It may seem silly but there are real life examples of some of these extremes. Probably the most notable example would be the Gee Bee Racer of the early 1930s. This was an aircraft designed and built for one purpose – to win air races. It had an extraordinarily large engine with a tiny wing and was one of the most controversial aircraft ever built. It was commonly known as the ‘killer plane’, 22 were built and, as far as I can determine, they all eventually crashed. You could say that the Gee Bee was probably designed by the ‘power plant group’ as engine power seems to be the predominant criteria of its design, however the ‘weight control group’ seems to have been consulted as look where they had to put the pilot to balance out the weight of the engine – in the fin!
For sure, some of the engineering groups in the cartoon would have difficulty accepting the compromise forced by other groups but compromise is necessary if the aircraft is ever to fly.
Today, in Australia at least, the majority of general aviation aircraft design is carried out by independent CAR 35 design engineers quite removed from an aircraft factory environment. Consequently they tend to act for all of the design groups, a bit like a veterinary surgeon who has to treat all types of animals for all types of complaints! I guess that has its advantages though – at least they get to see and consider all sides of the design compromise.
Unfortunately we will never have an aircraft that does everything that every operator wants: the desires and the reality are often just too far apart. New technology in avionics, electrical and radio see us constantly refitting our aircraft with the latest gadgets and that is an ongoing challenge.
But also beware the design engineer’s own private projects as he strives for perfection. As my wife will attest, there is extreme danger when leaving anything remotely aviation looking lying around in the hangar. Yes, it will often end up disassembled, redesigned and maybe, if you are lucky, eventually rebuilt. Engineers love projects and everything stationary has the potential to be one. She will also tell you that when engineers tell you they own an aircraft, what they really mean is they own a bunch of aircraft components. She insists that these should merely be viewed as ‘bits’, as unless they are fully assembled into an aircraft they do not constitute one!

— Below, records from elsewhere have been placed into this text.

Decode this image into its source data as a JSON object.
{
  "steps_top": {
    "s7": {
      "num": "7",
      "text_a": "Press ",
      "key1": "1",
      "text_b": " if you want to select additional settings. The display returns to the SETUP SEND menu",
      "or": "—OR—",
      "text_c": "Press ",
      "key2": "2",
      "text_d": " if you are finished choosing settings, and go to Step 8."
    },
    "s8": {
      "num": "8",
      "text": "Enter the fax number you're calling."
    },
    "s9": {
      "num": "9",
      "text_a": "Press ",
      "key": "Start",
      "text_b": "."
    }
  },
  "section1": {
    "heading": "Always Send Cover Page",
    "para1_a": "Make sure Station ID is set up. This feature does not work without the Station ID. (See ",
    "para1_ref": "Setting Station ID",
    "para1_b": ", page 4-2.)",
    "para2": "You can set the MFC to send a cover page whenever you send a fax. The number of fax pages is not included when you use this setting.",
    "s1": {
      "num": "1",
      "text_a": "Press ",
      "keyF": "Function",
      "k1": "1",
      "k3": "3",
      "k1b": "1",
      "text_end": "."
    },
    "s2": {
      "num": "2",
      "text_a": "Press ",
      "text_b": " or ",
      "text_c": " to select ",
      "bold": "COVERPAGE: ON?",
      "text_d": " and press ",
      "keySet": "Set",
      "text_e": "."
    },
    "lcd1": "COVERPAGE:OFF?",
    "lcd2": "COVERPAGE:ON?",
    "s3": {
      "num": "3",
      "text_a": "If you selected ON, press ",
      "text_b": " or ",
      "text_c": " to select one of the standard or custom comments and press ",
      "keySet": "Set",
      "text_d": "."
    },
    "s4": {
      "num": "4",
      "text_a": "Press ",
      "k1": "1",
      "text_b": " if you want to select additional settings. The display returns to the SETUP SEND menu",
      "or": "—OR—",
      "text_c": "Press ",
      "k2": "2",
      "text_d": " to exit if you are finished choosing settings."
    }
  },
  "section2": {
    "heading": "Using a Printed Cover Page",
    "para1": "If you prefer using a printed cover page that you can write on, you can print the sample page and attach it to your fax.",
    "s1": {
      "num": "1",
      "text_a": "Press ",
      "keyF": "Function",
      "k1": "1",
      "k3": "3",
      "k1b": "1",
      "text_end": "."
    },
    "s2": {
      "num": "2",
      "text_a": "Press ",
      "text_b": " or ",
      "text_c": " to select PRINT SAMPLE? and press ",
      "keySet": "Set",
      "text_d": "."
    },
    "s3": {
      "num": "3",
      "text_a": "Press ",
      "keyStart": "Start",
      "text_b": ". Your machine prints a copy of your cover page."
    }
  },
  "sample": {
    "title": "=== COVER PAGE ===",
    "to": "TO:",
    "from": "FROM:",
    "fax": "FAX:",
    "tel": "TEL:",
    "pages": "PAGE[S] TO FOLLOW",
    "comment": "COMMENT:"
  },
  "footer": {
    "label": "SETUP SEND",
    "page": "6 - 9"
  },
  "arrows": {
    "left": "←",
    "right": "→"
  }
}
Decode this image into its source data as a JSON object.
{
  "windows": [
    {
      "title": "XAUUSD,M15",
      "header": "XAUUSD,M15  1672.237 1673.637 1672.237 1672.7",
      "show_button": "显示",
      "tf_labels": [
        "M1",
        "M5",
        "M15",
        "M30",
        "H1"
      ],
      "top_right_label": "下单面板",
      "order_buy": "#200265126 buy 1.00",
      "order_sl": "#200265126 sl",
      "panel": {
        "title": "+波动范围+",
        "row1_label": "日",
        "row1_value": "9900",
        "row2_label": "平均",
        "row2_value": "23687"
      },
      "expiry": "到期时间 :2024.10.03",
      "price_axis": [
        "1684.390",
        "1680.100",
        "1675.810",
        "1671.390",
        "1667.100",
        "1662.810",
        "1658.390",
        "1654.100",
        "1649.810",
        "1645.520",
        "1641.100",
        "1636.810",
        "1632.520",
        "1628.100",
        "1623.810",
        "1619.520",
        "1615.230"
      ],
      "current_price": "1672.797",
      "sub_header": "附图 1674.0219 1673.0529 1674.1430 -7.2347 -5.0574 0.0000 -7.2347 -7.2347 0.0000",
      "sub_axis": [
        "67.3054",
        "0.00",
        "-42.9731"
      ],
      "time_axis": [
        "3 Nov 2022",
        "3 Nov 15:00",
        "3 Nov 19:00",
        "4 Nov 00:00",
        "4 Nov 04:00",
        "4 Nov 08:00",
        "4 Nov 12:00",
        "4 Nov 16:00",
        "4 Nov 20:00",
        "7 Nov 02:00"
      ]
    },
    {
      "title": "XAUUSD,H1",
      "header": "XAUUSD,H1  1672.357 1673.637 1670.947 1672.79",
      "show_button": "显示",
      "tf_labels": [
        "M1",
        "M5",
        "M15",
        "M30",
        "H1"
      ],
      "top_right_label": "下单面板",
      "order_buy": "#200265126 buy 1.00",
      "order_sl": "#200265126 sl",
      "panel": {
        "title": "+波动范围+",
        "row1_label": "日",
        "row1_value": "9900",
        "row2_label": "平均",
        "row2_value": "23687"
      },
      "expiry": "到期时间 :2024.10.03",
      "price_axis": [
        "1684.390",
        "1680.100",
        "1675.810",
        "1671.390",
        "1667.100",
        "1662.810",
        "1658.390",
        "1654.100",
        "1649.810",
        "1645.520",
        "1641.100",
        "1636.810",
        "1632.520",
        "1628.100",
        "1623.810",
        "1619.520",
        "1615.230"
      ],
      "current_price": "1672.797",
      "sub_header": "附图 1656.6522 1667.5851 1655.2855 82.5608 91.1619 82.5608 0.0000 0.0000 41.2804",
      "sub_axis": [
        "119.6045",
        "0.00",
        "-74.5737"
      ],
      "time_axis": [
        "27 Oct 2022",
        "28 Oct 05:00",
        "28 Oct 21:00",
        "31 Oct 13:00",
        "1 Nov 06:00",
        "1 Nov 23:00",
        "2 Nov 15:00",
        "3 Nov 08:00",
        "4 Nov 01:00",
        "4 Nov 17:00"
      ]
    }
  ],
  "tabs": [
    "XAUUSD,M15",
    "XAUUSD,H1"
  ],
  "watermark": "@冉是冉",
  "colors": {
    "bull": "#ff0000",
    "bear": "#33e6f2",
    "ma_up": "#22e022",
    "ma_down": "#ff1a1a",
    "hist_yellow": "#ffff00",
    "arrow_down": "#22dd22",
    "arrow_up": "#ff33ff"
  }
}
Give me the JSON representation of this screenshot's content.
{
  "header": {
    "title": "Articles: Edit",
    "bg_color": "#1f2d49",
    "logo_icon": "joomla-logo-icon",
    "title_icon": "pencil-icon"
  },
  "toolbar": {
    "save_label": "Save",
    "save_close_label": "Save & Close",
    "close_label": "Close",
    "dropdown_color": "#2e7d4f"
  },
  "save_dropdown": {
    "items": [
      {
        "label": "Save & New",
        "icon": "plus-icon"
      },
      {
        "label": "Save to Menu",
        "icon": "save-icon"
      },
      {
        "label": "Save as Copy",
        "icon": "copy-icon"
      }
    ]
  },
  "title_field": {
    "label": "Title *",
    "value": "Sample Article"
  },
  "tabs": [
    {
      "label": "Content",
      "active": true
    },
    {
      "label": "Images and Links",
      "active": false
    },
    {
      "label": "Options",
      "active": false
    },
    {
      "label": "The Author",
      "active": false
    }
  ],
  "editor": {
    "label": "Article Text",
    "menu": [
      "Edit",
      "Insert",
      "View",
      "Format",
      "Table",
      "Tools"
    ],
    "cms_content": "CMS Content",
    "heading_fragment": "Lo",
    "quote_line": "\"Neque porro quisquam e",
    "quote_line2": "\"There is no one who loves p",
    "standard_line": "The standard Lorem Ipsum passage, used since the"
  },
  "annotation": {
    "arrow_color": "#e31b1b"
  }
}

So next time you take a look at your aircraft think about the time that went into the design process. Which engineering group dominated the design of your aircraft? Did one group dominate? I guess in the end, is it really safe to fly? That is the real question.